--- Requirement ---
Each entry has to be copied exactly, with nothing missed.

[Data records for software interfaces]
════
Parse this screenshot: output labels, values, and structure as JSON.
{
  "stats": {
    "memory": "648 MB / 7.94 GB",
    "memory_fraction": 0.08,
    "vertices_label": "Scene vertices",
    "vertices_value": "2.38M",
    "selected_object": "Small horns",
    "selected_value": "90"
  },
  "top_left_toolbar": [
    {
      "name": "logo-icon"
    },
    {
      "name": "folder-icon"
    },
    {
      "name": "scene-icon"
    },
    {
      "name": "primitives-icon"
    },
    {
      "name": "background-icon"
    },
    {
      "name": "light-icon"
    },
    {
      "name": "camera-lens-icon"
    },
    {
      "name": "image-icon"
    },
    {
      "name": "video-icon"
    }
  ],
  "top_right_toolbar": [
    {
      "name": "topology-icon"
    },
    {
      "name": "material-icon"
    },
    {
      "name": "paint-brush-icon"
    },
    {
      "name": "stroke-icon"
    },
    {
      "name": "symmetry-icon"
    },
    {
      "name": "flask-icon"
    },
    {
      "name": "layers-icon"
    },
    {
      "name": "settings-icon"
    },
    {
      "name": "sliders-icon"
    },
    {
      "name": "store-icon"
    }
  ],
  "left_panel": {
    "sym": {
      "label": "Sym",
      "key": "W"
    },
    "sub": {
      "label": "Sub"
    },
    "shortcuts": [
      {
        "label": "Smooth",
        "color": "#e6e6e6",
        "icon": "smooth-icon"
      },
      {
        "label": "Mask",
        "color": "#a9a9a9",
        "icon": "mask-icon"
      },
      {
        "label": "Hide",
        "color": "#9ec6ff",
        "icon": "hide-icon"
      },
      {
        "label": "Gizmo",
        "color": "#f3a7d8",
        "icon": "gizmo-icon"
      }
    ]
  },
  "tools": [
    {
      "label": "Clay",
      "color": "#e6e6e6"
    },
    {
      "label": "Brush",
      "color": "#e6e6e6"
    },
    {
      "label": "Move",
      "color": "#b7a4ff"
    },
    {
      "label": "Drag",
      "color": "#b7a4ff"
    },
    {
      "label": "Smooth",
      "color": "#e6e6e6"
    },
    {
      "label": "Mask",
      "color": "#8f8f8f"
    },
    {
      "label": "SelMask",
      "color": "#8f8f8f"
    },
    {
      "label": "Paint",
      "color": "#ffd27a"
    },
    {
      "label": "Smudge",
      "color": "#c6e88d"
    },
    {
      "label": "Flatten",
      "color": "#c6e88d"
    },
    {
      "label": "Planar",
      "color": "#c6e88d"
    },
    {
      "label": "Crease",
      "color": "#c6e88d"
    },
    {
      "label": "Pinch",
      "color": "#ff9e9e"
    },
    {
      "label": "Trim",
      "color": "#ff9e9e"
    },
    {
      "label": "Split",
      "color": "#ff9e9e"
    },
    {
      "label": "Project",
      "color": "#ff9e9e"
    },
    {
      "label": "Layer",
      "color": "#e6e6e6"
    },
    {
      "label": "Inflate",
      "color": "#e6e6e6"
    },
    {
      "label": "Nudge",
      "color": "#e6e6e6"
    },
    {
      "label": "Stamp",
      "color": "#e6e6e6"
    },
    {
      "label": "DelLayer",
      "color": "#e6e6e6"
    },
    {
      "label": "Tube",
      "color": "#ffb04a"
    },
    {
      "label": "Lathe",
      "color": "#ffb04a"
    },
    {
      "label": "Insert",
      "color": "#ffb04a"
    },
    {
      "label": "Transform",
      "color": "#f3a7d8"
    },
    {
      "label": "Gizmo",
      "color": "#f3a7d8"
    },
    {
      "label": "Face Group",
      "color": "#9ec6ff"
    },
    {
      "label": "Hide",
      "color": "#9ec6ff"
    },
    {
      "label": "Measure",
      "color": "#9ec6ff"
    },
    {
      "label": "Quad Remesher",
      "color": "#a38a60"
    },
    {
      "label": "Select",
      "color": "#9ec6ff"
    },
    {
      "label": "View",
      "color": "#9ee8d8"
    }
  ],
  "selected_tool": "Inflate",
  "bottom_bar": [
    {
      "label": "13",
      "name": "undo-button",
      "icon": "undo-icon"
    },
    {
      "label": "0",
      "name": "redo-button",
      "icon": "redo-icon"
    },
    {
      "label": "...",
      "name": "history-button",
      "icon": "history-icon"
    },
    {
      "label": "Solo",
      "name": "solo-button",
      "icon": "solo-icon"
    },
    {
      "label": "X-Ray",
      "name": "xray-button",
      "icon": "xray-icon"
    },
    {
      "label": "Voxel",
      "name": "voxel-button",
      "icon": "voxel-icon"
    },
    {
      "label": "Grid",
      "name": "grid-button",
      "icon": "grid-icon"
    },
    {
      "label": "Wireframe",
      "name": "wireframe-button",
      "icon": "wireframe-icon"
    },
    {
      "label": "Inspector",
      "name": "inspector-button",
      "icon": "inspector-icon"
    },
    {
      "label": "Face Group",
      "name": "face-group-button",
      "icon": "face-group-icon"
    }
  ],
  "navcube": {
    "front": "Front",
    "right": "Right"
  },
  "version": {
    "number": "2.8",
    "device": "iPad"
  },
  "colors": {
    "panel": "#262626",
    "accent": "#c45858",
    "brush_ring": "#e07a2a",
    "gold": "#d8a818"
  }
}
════
--- Output of the task ---
Parse this screenshot: output labels, values, and structure as JSON.
{
  "stats": {
    "memory": "648 MB / 7.94 GB",
    "memory_fraction": 0.08,
    "vertices_label": "Scene vertices",
    "vertices_value": "2.38M",
    "selected_object": "Small horns",
    "selected_value": "90"
  },
  "top_left_toolbar": [
    {
      "name": "logo-icon"
    },
    {
      "name": "folder-icon"
    },
    {
      "name": "scene-icon"
    },
    {
      "name": "primitives-icon"
    },
    {
      "name": "background-icon"
    },
    {
      "name": "light-icon"
    },
    {
      "name": "camera-lens-icon"
    },
    {
      "name": "image-icon"
    },
    {
      "name": "video-icon"
    }
  ],
  "top_right_toolbar": [
    {
      "name": "topology-icon"
    },
    {
      "name": "material-icon"
    },
    {
      "name": "paint-brush-icon"
    },
    {
      "name": "stroke-icon"
    },
    {
      "name": "symmetry-icon"
    },
    {
      "name": "flask-icon"
    },
    {
      "name": "layers-icon"
    },
    {
      "name": "settings-icon"
    },
    {
      "name": "sliders-icon"
    },
    {
      "name": "store-icon"
    }
  ],
  "left_panel": {
    "sym": {
      "label": "Sym",
      "key": "W"
    },
    "sub": {
      "label": "Sub"
    },
    "shortcuts": [
      {
        "label": "Smooth",
        "color": "#e6e6e6",
        "icon": "smooth-icon"
      },
      {
        "label": "Mask",
        "color": "#a9a9a9",
        "icon": "mask-icon"
      },
      {
        "label": "Hide",
        "color": "#9ec6ff",
        "icon": "hide-icon"
      },
      {
        "label": "Gizmo",
        "color": "#f3a7d8",
        "icon": "gizmo-icon"
      }
    ]
  },
  "tools": [
    {
      "label": "Clay",
      "color": "#e6e6e6"
    },
    {
      "label": "Brush",
      "color": "#e6e6e6"
    },
    {
      "label": "Move",
      "color": "#b7a4ff"
    },
    {
      "label": "Drag",
      "color": "#b7a4ff"
    },
    {
      "label": "Smooth",
      "color": "#e6e6e6"
    },
    {
      "label": "Mask",
      "color": "#8f8f8f"
    },
    {
      "label": "SelMask",
      "color": "#8f8f8f"
    },
    {
      "label": "Paint",
      "color": "#ffd27a"
    },
    {
      "label": "Smudge",
      "color": "#c6e88d"
    },
    {
      "label": "Flatten",
      "color": "#c6e88d"
    },
    {
      "label": "Planar",
      "color": "#c6e88d"
    },
    {
      "label": "Crease",
      "color": "#c6e88d"
    },
    {
      "label": "Pinch",
      "color": "#ff9e9e"
    },
    {
      "label": "Trim",
      "color": "#ff9e9e"
    },
    {
      "label": "Split",
      "color": "#ff9e9e"
    },
    {
      "label": "Project",
      "color": "#ff9e9e"
    },
    {
      "label": "Layer",
      "color": "#e6e6e6"
    },
    {
      "label": "Inflate",
      "color": "#e6e6e6"
    },
    {
      "label": "Nudge",
      "color": "#e6e6e6"
    },
    {
      "label": "Stamp",
      "color": "#e6e6e6"
    },
    {
      "label": "DelLayer",
      "color": "#e6e6e6"
    },
    {
      "label": "Tube",
      "color": "#ffb04a"
    },
    {
      "label": "Lathe",
      "color": "#ffb04a"
    },
    {
      "label": "Insert",
      "color": "#ffb04a"
    },
    {
      "label": "Transform",
      "color": "#f3a7d8"
    },
    {
      "label": "Gizmo",
      "color": "#f3a7d8"
    },
    {
      "label": "Face Group",
      "color": "#9ec6ff"
    },
    {
      "label": "Hide",
      "color": "#9ec6ff"
    },
    {
      "label": "Measure",
      "color": "#9ec6ff"
    },
    {
      "label": "Quad Remesher",
      "color": "#a38a60"
    },
    {
      "label": "Select",
      "color": "#9ec6ff"
    },
    {
      "label": "View",
      "color": "#9ee8d8"
    }
  ],
  "selected_tool": "Inflate",
  "bottom_bar": [
    {
      "label": "13",
      "name": "undo-button",
      "icon": "undo-icon"
    },
    {
      "label": "0",
      "name": "redo-button",
      "icon": "redo-icon"
    },
    {
      "label": "...",
      "name": "history-button",
      "icon": "history-icon"
    },
    {
      "label": "Solo",
      "name": "solo-button",
      "icon": "solo-icon"
    },
    {
      "label": "X-Ray",
      "name": "xray-button",
      "icon": "xray-icon"
    },
    {
      "label": "Voxel",
      "name": "voxel-button",
      "icon": "voxel-icon"
    },
    {
      "label": "Grid",
      "name": "grid-button",
      "icon": "grid-icon"
    },
    {
      "label": "Wireframe",
      "name": "wireframe-button",
      "icon": "wireframe-icon"
    },
    {
      "label": "Inspector",
      "name": "inspector-button",
      "icon": "inspector-icon"
    },
    {
      "label": "Face Group",
      "name": "face-group-button",
      "icon": "face-group-icon"
    }
  ],
  "navcube": {
    "front": "Front",
    "right": "Right"
  },
  "version": {
    "number": "2.8",
    "device": "iPad"
  },
  "colors": {
    "panel": "#262626",
    "accent": "#c45858",
    "brush_ring": "#e07a2a",
    "gold": "#d8a818"
  }
}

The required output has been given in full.